industry for perpetuating the beauty myth, while dodging personal
responsibility for endorsing it during her tenure in the fashion
industry media. The most she can summon up is an acknowledgement
that she “did feel bad” about the magazine cover
decision. In a predictable finale to the story, a razor-thin
model took Zellweger’s place on the magazine cover. Photogenic
wraiths such as these, often hooked on cigarettes and laxatives,
continue to get heavy rotation as role models for young women.
Gluttony has been spun so wildly in advertising and popular
culture, who wouldn’t be dizzy from all the mixed messages?
Certainly not some Zellweger-look-alike in the Canadian heartland,
heading from the Weight-Watchers meeting to the drive-through

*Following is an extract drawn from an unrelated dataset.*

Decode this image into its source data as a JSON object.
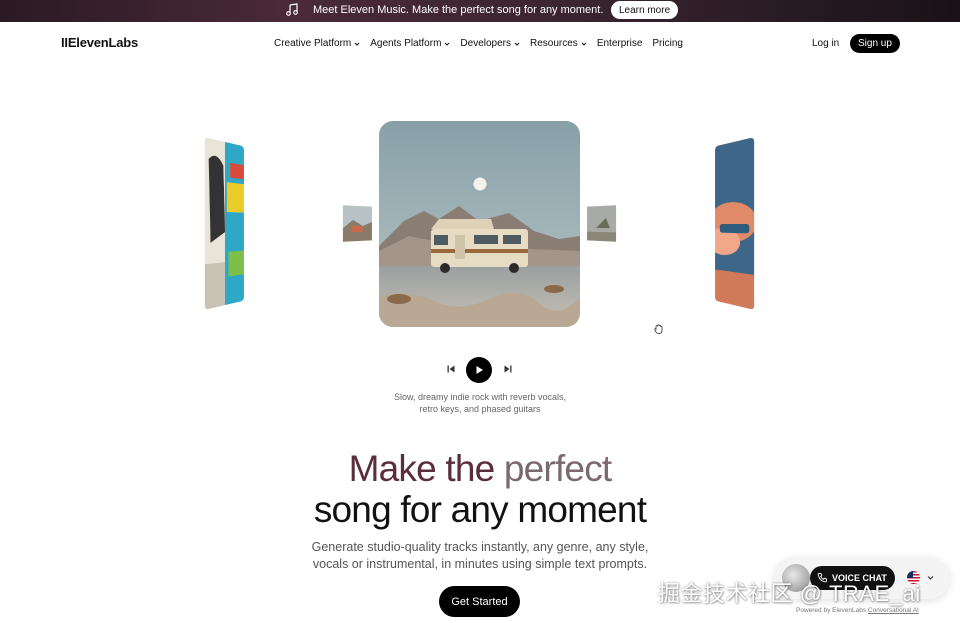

window of the fast-food joint, and madly wolfing down an Happy
Meal, to ensure her hunger pains fade back into robust self-loathing.
wheels of the gluttony industry are greased with animal fat
and slick PR. It may seem sometimes that our Huxleyan social
engineers dream of creating the perfect consumer - the one who
won’t be satisfied until the planet itself is chewed up
and barfed back out. Yet there are hopeful signs that consumers
are tiring of a steady diet of bad health and mixed messages,
and that consciousness is changing. Sales of fast food are down,
and the lollipop look is less fashionable now than it was a
few years ago. McDonald’s ceased offering a super sized
option for its meals after the documentary Supersize Me
premiered at The Sundance Film Festival. And with the practices
of factory farming becoming public knowledge, we are relearning
the truth of the old saw -- we are what we eat.
PRAISE OF ENVY
- THE SICKNESS OF BEING
is a Vancouver-based writer and political cartoonist.